Because I think these photos can be voted up and down, I have also numbered each one in the title so that if I mention a photo number to refer to you can find it in the title to see the right photo.
This photo gives you a closer look at the lantern-like seed pods. If you look closely at that open pod, you will see a pair of black seeds inside. Some of the seeds have already fallen out on the ground. Each pod has several seeds, and you can see that if you peek in through the slits of the slightly open pods.
I found these today while preparing the ground to plant some herb seeds and spreading bone meal around my irises.. Do you see the one hidden in the Lamb's Ears leaf on the left? Do you see the three on the right near the green blades of grassy weed? There are many more I must have planted while working because I couldn't get them picked up. Everywhere I look there seem to be dozens. This is the reason I don't like the tree.
This is how the ground looks under a goldenrain tree. Do you see the small round black seeds? Do you see all the pods, each of which expels several of these seeds every year between autumn and winter? These seeds are the reason this tree has made Matt Ritter's list of the ten trees most likely to trip you on the sidewalk. (A Californian's Guide to the Trees Among Us, Heydey Press) The seeds are like little ball bearings, and no one wants to step on those.

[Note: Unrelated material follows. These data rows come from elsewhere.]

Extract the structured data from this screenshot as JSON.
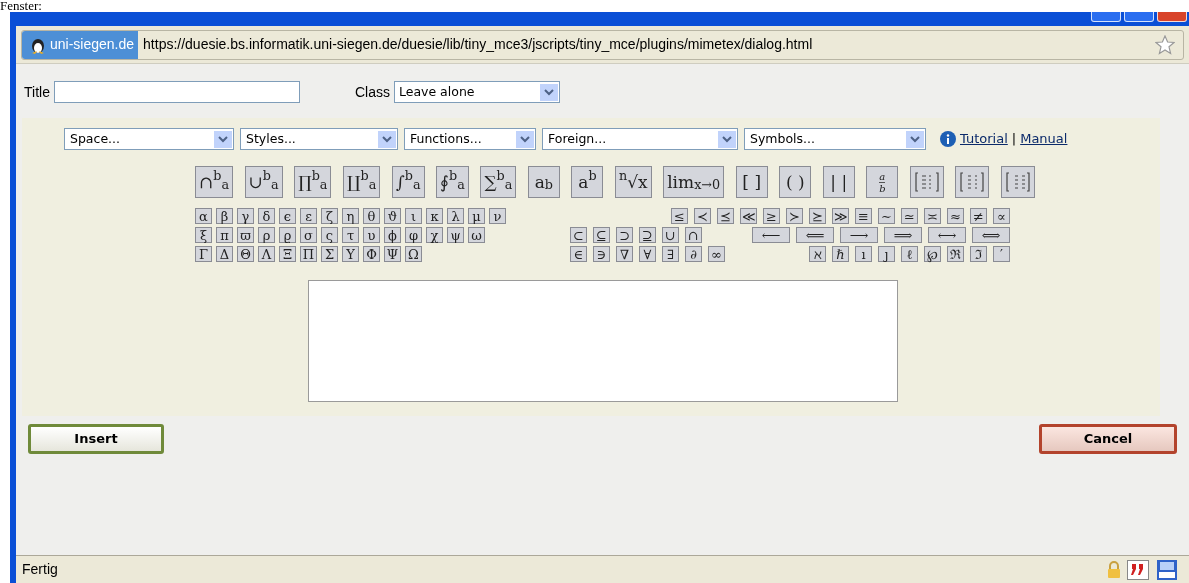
{
  "page_text": "Fenster:",
  "address_bar": {
    "site": "uni-siegen.de",
    "url": "https://duesie.bs.informatik.uni-siegen.de/duesie/lib/tiny_mce3/jscripts/tiny_mce/plugins/mimetex/dialog.html"
  },
  "form": {
    "title_label": "Title",
    "class_label": "Class",
    "class_value": "Leave alone"
  },
  "dropdowns": [
    "Space...",
    "Styles...",
    "Functions...",
    "Foreign...",
    "Symbols..."
  ],
  "links": [
    "Tutorial",
    "|",
    "Manual"
  ],
  "big_symbols": [
    {
      "kind": "text",
      "label": "∩$^{b}$$_{a}$"
    },
    {
      "kind": "text",
      "label": "∪$^{b}$$_{a}$"
    },
    {
      "kind": "text",
      "label": "∏$^{b}$$_{a}$"
    },
    {
      "kind": "text",
      "label": "∐$^{b}$$_{a}$"
    },
    {
      "kind": "text",
      "label": "∫$^{b}$$_{a}$"
    },
    {
      "kind": "text",
      "label": "∮$^{b}$$_{a}$"
    },
    {
      "kind": "text",
      "label": "∑$^{b}$$_{a}$"
    },
    {
      "kind": "text",
      "label": "a$_{b}$"
    },
    {
      "kind": "text",
      "label": "a$^{b}$"
    },
    {
      "kind": "text",
      "label": "$^{n}$√x"
    },
    {
      "kind": "text",
      "label": "lim$_{x→0}$"
    },
    {
      "kind": "text",
      "label": "[ ]"
    },
    {
      "kind": "text",
      "label": "( )"
    },
    {
      "kind": "text",
      "label": "| |"
    },
    {
      "kind": "fraction",
      "top": "a",
      "bottom": "b"
    },
    {
      "kind": "matrix_left"
    },
    {
      "kind": "matrix_center"
    },
    {
      "kind": "matrix_right"
    }
  ],
  "symbol_rows": [
    {
      "greek": [
        "α",
        "β",
        "γ",
        "δ",
        "ϵ",
        "ε",
        "ζ",
        "η",
        "θ",
        "ϑ",
        "ι",
        "κ",
        "λ",
        "μ",
        "ν"
      ],
      "groups": [
        [
          "≤",
          "≺",
          "⪯",
          "≪",
          "≥",
          "≻",
          "⪰",
          "≫",
          "≡",
          "∼",
          "≃",
          "≍",
          "≈",
          "≠",
          "∝"
        ]
      ]
    },
    {
      "greek": [
        "ξ",
        "π",
        "ϖ",
        "ρ",
        "ϱ",
        "σ",
        "ς",
        "τ",
        "υ",
        "ϕ",
        "φ",
        "χ",
        "ψ",
        "ω"
      ],
      "groups": [
        [
          "⊂",
          "⊆",
          "⊃",
          "⊇",
          "∪",
          "∩"
        ],
        [
          "⟵",
          "⟸",
          "⟶",
          "⟹",
          "⟷",
          "⟺"
        ]
      ]
    },
    {
      "greek": [
        "Γ",
        "Δ",
        "Θ",
        "Λ",
        "Ξ",
        "Π",
        "Σ",
        "Υ",
        "Φ",
        "Ψ",
        "Ω"
      ],
      "groups": [
        [
          "∈",
          "∋",
          "∇",
          "∀",
          "∃",
          "∂",
          "∞"
        ],
        [
          "ℵ",
          "ℏ",
          "ı",
          "ȷ",
          "ℓ",
          "℘",
          "ℜ",
          "ℑ",
          "′"
        ]
      ]
    }
  ],
  "buttons": {
    "insert": "Insert",
    "cancel": "Cancel"
  },
  "status_bar": {
    "text": "Fertig"
  }
}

This large goldenrain tree seedling is hiding between the star jasmine plant and the rue (front). Can you spot it? This one is bigger than the other one in Photo 7. That's because it grew while it was hiding. It was harder to get out than the smaller one.
So although during some seasons the tree is beautiful, in winter and early spring I love to hate it. It turns my yard into a potential forest of its progeny. Sometimes I miss them until they are too large to get out by the roots and they have to be cut out from the middle of the plant they were hiding under while they grew. This most often turns out to be one of the neighboring oleander bushes, which you can see in Photo 2
Is there a tree you love to hate?